BBC reports that Islamist militants have killed 35 civilians, 31 of them women, in an attack on a military base and a town in Burkina Faso.
They say seven soldiers and 80 militants were also killed as the army repelled Tuesday's attack in Arbinda, in northern Soum province.
President Roch Marc Christian Kaboré declared two days of national mourning.
Jihadist groups have stepped up attacks in Burkina Faso and other West African countries, in recent years.
The violence has continued despite Western efforts to help regional governments combat the insurgents. In November, 13 French troops died in a helicopter collision during an operation in southern Mali, near the border with Burkina Faso.
Last weekend, French President Emmanuel Macron highlighted the fight against militants in the Sahel region during a visit to Niger.
"The coming weeks are absolutely decisive for our fight against terrorism," he said.
Tuesday's attack was carried out by dozens of fighters on motorbikes and lasted several hours. No group has so far said it was behind it, but groups allied to al-Qaeda or Islamic State are active in the region.
"This barbaric attack resulted in the deaths of 35 civilian victims, most of them women," President Kaboré said in a statement.
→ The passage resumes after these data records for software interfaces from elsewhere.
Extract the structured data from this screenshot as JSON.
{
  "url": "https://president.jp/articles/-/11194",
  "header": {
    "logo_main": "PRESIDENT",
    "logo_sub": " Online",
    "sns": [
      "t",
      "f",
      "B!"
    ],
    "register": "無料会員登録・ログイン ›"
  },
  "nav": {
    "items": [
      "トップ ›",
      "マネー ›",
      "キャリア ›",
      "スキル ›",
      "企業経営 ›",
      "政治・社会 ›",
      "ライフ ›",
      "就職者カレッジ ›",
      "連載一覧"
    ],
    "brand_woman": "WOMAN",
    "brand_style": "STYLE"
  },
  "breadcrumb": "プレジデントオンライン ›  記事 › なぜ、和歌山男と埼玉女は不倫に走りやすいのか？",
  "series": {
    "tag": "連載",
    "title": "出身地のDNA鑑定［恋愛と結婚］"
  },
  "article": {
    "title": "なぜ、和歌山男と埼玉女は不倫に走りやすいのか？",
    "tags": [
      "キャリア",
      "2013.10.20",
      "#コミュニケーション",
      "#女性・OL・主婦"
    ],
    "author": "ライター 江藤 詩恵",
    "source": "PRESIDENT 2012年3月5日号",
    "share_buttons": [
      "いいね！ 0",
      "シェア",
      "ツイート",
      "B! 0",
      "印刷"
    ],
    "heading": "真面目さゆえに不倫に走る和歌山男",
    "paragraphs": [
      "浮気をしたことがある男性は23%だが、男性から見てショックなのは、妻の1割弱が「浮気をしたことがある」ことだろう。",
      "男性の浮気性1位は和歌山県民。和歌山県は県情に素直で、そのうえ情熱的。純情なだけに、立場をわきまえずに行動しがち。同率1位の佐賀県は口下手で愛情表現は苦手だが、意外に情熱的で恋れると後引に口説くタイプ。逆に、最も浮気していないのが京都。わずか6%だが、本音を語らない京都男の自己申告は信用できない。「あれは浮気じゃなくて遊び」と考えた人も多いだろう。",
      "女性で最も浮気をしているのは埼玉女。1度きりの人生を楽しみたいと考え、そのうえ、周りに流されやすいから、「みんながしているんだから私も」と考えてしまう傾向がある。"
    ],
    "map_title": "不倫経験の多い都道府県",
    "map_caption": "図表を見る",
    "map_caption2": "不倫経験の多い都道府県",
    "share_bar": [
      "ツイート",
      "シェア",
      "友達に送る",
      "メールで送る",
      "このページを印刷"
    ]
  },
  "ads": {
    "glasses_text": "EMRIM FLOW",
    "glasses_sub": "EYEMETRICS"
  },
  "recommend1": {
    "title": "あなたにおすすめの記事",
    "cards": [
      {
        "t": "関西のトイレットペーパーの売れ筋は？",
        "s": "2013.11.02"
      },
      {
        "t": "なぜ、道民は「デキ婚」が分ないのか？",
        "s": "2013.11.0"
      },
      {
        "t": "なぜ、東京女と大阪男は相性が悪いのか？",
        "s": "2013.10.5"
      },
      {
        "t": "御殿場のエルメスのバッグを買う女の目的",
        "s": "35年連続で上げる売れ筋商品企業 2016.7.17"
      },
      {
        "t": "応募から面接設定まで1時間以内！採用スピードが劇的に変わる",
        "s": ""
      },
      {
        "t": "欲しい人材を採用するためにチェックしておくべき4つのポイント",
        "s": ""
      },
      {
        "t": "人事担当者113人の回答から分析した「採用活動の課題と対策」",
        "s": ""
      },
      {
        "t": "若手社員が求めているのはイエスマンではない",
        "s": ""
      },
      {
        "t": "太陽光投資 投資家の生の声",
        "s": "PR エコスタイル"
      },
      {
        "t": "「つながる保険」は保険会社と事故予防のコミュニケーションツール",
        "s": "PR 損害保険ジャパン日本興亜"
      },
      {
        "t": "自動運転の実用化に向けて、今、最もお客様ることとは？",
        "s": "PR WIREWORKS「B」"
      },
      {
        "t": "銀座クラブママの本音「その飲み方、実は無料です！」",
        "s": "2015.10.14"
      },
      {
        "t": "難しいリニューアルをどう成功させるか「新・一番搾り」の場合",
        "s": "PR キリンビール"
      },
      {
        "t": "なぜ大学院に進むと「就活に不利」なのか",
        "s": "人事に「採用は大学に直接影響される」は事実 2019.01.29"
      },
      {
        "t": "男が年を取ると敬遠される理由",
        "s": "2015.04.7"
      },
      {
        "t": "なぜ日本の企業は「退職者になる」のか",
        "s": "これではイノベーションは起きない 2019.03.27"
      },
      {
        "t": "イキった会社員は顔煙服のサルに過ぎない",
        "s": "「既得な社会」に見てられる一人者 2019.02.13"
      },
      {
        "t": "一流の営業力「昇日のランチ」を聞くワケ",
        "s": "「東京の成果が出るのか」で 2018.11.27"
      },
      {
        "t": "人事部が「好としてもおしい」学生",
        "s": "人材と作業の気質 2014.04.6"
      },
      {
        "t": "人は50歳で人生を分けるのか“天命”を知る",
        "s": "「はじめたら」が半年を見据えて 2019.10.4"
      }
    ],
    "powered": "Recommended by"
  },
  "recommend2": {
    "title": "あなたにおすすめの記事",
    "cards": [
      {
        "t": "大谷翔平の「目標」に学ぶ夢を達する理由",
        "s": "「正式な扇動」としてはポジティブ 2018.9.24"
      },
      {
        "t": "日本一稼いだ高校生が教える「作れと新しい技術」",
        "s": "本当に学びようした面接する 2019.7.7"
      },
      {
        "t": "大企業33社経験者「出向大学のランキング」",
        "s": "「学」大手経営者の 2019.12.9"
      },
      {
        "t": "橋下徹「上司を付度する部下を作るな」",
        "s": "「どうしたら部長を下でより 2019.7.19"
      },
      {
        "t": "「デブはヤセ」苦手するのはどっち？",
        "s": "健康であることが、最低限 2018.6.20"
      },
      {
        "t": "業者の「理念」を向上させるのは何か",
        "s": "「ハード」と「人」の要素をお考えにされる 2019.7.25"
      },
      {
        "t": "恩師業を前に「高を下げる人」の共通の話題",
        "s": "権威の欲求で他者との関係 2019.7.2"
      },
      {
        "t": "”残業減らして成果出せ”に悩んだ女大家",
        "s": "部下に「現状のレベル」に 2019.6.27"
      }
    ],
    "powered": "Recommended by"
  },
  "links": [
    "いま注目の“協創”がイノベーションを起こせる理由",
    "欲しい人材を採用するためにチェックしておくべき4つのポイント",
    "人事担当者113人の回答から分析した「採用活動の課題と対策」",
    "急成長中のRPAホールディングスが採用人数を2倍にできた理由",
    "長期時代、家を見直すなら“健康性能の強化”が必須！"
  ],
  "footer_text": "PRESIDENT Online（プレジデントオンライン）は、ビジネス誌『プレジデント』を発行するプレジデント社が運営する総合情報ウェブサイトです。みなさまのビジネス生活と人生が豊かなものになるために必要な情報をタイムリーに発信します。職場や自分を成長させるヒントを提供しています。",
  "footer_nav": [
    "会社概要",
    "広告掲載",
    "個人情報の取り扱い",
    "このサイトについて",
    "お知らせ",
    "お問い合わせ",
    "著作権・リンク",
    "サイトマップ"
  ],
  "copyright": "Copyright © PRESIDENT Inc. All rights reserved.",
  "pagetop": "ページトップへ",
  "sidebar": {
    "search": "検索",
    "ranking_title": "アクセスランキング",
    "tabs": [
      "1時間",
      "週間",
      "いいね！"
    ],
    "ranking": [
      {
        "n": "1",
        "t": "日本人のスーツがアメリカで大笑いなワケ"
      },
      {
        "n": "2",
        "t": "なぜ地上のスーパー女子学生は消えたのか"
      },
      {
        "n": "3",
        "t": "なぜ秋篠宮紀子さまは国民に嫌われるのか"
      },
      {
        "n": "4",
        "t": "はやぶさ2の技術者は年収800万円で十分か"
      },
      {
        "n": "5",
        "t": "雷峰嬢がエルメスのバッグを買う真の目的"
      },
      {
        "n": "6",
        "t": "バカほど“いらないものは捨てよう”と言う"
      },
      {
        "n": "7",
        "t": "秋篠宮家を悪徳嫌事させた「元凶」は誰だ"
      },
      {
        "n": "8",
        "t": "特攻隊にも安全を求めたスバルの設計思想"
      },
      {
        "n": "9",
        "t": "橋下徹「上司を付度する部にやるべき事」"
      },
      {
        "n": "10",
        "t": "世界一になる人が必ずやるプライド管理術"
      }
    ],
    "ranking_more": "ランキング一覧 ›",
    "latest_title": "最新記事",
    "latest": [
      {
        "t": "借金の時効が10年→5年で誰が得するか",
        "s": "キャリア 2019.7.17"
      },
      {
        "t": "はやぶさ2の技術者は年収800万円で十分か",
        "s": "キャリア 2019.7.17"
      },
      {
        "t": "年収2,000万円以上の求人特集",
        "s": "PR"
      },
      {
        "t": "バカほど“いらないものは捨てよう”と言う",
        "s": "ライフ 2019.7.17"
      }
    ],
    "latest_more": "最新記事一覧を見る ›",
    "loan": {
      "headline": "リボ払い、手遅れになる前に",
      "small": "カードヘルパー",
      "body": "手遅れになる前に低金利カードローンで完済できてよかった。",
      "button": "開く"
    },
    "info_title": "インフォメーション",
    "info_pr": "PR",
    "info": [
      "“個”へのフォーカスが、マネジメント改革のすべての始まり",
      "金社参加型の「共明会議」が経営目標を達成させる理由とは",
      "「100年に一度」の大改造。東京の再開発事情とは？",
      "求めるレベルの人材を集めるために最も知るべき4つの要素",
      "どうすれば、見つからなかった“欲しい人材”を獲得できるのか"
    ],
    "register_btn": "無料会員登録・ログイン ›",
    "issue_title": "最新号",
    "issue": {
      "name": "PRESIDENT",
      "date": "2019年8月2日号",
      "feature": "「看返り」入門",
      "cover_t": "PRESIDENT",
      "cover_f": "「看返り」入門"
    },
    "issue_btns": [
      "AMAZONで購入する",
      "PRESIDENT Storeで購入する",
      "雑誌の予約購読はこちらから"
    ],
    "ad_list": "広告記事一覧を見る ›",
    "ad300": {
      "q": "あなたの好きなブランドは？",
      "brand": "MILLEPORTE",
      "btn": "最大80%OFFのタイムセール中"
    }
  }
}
He also praised the "heroic action of our soldiers" who battled the assailants.
Earlier this month, at least 14 people were killed after gunmen opened fire inside a church in the east of the country.
Burkina Faso, a predominantly Muslim country, was once relatively stable but has descended into serious unrest since 2015. About 700 people have been killed and 560,000 displaced.
Edited from BBC News